BEGIN INFORMATION GIVEN

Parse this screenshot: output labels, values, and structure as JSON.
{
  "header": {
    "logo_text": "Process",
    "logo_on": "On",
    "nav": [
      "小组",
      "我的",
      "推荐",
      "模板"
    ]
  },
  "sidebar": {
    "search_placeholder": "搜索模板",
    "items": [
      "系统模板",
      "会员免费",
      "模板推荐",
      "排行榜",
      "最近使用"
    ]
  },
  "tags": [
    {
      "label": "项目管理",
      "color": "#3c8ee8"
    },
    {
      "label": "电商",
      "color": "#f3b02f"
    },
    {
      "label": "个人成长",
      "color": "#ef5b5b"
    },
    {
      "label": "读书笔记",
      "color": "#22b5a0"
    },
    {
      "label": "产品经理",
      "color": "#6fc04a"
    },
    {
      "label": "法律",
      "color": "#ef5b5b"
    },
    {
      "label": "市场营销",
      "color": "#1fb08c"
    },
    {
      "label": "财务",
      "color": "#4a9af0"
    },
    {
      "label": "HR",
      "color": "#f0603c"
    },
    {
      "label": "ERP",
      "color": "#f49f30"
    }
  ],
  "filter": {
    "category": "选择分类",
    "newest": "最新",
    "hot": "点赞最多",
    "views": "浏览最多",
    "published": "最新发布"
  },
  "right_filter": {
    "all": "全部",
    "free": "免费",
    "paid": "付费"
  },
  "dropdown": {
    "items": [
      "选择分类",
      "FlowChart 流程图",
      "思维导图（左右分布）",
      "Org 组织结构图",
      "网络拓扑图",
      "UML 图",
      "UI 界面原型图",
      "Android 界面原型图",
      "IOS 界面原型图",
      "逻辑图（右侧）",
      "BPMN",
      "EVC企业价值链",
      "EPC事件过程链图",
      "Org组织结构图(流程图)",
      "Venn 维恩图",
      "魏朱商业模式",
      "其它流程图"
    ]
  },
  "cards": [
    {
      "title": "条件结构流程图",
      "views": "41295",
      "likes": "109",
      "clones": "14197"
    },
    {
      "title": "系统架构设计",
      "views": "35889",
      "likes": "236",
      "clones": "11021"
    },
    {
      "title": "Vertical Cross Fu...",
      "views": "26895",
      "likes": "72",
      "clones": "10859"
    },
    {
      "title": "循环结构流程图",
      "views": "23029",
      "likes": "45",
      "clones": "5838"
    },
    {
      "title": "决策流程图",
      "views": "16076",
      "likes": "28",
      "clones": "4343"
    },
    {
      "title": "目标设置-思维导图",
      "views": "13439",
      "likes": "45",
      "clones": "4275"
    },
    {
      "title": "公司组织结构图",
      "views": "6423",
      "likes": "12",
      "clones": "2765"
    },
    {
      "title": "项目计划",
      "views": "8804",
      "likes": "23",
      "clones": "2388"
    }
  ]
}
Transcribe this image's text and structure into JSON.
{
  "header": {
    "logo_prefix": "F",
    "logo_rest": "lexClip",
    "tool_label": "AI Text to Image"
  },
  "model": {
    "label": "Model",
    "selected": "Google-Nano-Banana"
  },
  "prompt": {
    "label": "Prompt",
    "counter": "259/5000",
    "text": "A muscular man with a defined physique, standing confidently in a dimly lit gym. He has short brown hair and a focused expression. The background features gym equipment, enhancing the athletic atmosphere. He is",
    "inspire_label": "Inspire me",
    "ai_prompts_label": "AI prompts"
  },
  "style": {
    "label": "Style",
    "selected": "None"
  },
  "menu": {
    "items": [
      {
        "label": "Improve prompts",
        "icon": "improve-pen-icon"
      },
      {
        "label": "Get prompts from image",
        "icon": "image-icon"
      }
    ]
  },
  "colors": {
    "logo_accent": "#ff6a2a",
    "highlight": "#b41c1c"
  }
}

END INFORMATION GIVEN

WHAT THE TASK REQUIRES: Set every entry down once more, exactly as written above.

WRITTEN ANSWER:
Parse this screenshot: output labels, values, and structure as JSON.
{
  "header": {
    "logo_text": "Process",
    "logo_on": "On",
    "nav": [
      "小组",
      "我的",
      "推荐",
      "模板"
    ]
  },
  "sidebar": {
    "search_placeholder": "搜索模板",
    "items": [
      "系统模板",
      "会员免费",
      "模板推荐",
      "排行榜",
      "最近使用"
    ]
  },
  "tags": [
    {
      "label": "项目管理",
      "color": "#3c8ee8"
    },
    {
      "label": "电商",
      "color": "#f3b02f"
    },
    {
      "label": "个人成长",
      "color": "#ef5b5b"
    },
    {
      "label": "读书笔记",
      "color": "#22b5a0"
    },
    {
      "label": "产品经理",
      "color": "#6fc04a"
    },
    {
      "label": "法律",
      "color": "#ef5b5b"
    },
    {
      "label": "市场营销",
      "color": "#1fb08c"
    },
    {
      "label": "财务",
      "color": "#4a9af0"
    },
    {
      "label": "HR",
      "color": "#f0603c"
    },
    {
      "label": "ERP",
      "color": "#f49f30"
    }
  ],
  "filter": {
    "category": "选择分类",
    "newest": "最新",
    "hot": "点赞最多",
    "views": "浏览最多",
    "published": "最新发布"
  },
  "right_filter": {
    "all": "全部",
    "free": "免费",
    "paid": "付费"
  },
  "dropdown": {
    "items": [
      "选择分类",
      "FlowChart 流程图",
      "思维导图（左右分布）",
      "Org 组织结构图",
      "网络拓扑图",
      "UML 图",
      "UI 界面原型图",
      "Android 界面原型图",
      "IOS 界面原型图",
      "逻辑图（右侧）",
      "BPMN",
      "EVC企业价值链",
      "EPC事件过程链图",
      "Org组织结构图(流程图)",
      "Venn 维恩图",
      "魏朱商业模式",
      "其它流程图"
    ]
  },
  "cards": [
    {
      "title": "条件结构流程图",
      "views": "41295",
      "likes": "109",
      "clones": "14197"
    },
    {
      "title": "系统架构设计",
      "views": "35889",
      "likes": "236",
      "clones": "11021"
    },
    {
      "title": "Vertical Cross Fu...",
      "views": "26895",
      "likes": "72",
      "clones": "10859"
    },
    {
      "title": "循环结构流程图",
      "views": "23029",
      "likes": "45",
      "clones": "5838"
    },
    {
      "title": "决策流程图",
      "views": "16076",
      "likes": "28",
      "clones": "4343"
    },
    {
      "title": "目标设置-思维导图",
      "views": "13439",
      "likes": "45",
      "clones": "4275"
    },
    {
      "title": "公司组织结构图",
      "views": "6423",
      "likes": "12",
      "clones": "2765"
    },
    {
      "title": "项目计划",
      "views": "8804",
      "likes": "23",
      "clones": "2388"
    }
  ]
}
Transcribe this image's text and structure into JSON.
{
  "header": {
    "logo_prefix": "F",
    "logo_rest": "lexClip",
    "tool_label": "AI Text to Image"
  },
  "model": {
    "label": "Model",
    "selected": "Google-Nano-Banana"
  },
  "prompt": {
    "label": "Prompt",
    "counter": "259/5000",
    "text": "A muscular man with a defined physique, standing confidently in a dimly lit gym. He has short brown hair and a focused expression. The background features gym equipment, enhancing the athletic atmosphere. He is",
    "inspire_label": "Inspire me",
    "ai_prompts_label": "AI prompts"
  },
  "style": {
    "label": "Style",
    "selected": "None"
  },
  "menu": {
    "items": [
      {
        "label": "Improve prompts",
        "icon": "improve-pen-icon"
      },
      {
        "label": "Get prompts from image",
        "icon": "image-icon"
      }
    ]
  },
  "colors": {
    "logo_accent": "#ff6a2a",
    "highlight": "#b41c1c"
  }
}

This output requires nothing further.